Entries provided |

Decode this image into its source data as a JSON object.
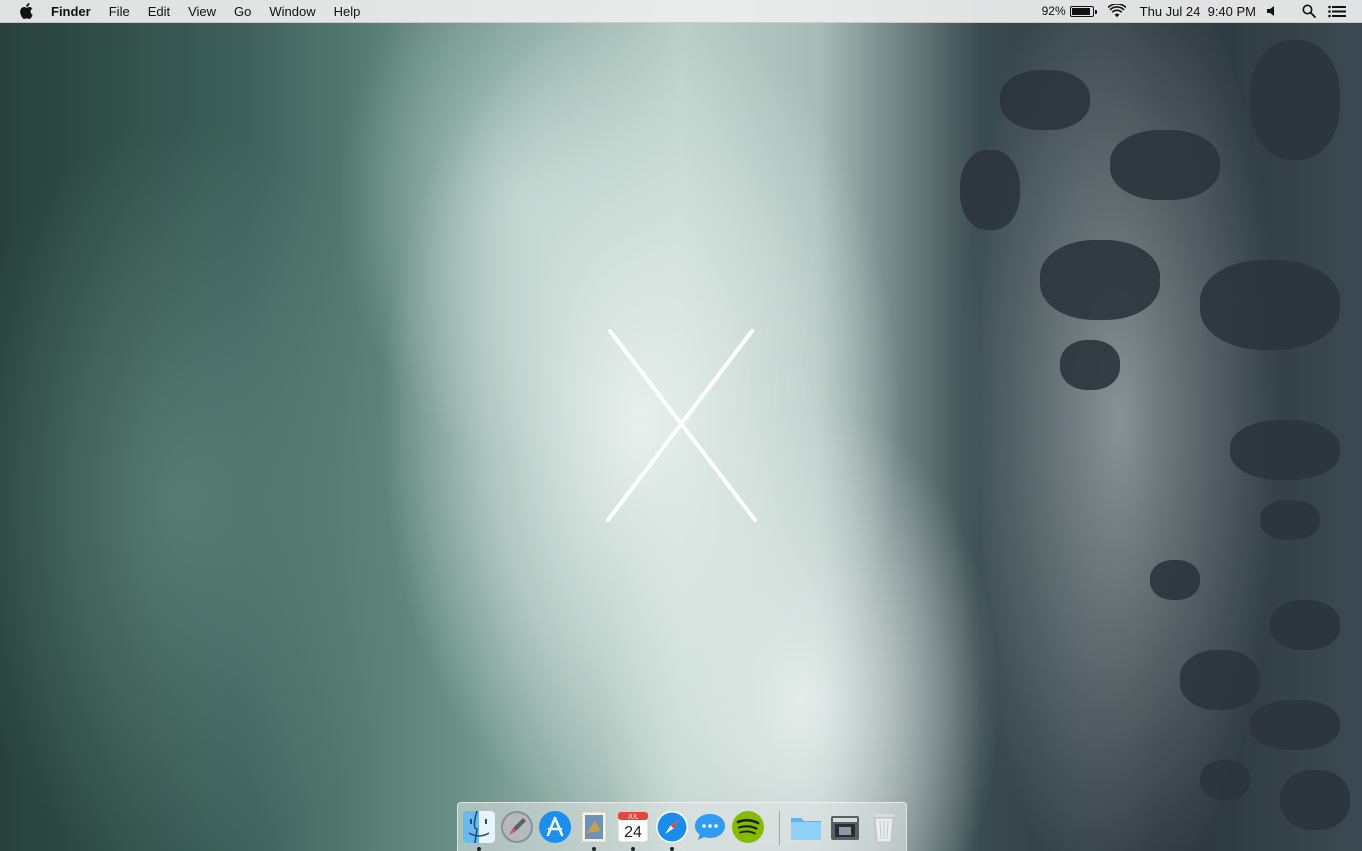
{
  "menubar": {
    "apple_icon": "apple-logo-icon",
    "app_name": "Finder",
    "menus": [
      "File",
      "Edit",
      "View",
      "Go",
      "Window",
      "Help"
    ],
    "status": {
      "battery_percent": "92%",
      "battery_level": 0.92,
      "wifi_icon": "wifi-icon",
      "datetime": "Thu Jul 24  9:40 PM",
      "volume_icon": "speaker-icon",
      "spotlight_icon": "magnifying-glass-icon",
      "notification_icon": "list-icon"
    }
  },
  "desktop": {
    "wallpaper": "ocean-waves-osx-yosemite",
    "accent": "#ffffff"
  },
  "dock": {
    "apps": [
      {
        "icon": "finder-icon",
        "running": true
      },
      {
        "icon": "launchpad-icon",
        "running": false
      },
      {
        "icon": "app-store-icon",
        "running": false
      },
      {
        "icon": "mail-stamp-icon",
        "running": true
      },
      {
        "icon": "calendar-icon",
        "running": true,
        "month": "JUL",
        "day": "24"
      },
      {
        "icon": "safari-icon",
        "running": true
      },
      {
        "icon": "messages-icon",
        "running": false
      },
      {
        "icon": "spotify-icon",
        "running": false
      }
    ],
    "others": [
      {
        "icon": "folder-icon"
      },
      {
        "icon": "image-capture-icon"
      },
      {
        "icon": "trash-icon"
      }
    ]
  }
}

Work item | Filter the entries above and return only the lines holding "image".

Answer section |
Decode this image into its source data as a JSON object.
        "icon": "image-capture-icon"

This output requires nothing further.